You are asked to filter the data below and copy every line holding "marked".

====

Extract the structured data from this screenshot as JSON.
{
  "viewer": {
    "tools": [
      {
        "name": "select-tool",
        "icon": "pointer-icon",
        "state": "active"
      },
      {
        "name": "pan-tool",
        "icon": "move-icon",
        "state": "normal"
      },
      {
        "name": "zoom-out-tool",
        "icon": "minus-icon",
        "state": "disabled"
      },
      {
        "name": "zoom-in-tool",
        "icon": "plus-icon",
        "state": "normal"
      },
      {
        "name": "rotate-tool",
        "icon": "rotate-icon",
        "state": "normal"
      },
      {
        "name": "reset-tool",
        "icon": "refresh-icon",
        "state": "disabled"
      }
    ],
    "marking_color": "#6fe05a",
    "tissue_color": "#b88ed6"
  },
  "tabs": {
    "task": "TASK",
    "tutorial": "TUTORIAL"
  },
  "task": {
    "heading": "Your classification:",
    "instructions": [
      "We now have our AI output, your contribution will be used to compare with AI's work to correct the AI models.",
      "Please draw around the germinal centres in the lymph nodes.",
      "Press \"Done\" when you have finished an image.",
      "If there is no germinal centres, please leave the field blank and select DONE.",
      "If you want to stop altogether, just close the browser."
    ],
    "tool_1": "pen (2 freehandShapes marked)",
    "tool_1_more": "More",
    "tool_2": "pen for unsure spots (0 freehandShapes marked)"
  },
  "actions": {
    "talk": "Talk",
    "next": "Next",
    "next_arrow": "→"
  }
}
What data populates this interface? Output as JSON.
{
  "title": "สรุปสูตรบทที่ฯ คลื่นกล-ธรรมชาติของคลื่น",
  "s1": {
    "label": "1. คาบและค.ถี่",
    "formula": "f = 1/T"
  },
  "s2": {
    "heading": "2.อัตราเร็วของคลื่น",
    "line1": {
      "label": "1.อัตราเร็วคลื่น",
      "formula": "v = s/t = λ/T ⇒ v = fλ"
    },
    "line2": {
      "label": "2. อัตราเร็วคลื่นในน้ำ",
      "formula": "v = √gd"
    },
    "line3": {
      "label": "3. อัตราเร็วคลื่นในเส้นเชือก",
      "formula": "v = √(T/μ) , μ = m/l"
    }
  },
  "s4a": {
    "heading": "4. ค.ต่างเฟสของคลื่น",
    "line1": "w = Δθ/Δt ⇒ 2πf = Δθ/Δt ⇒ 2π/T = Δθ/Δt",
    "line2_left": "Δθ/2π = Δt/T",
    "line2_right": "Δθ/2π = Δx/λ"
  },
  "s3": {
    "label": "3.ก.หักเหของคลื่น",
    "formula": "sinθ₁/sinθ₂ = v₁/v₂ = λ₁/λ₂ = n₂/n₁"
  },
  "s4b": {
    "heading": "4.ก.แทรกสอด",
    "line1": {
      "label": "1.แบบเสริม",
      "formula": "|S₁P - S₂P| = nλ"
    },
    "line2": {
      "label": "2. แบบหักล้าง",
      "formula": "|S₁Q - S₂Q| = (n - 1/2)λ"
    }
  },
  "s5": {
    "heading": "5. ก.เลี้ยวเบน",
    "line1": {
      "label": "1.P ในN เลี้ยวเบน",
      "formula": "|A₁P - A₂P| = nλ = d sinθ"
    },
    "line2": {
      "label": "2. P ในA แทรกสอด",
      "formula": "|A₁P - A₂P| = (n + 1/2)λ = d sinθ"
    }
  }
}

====

◆ **Answer for the task**
    "tool_1": "pen (2 freehandShapes marked)",
    "tool_2": "pen for unsure spots (0 freehandShapes marked)"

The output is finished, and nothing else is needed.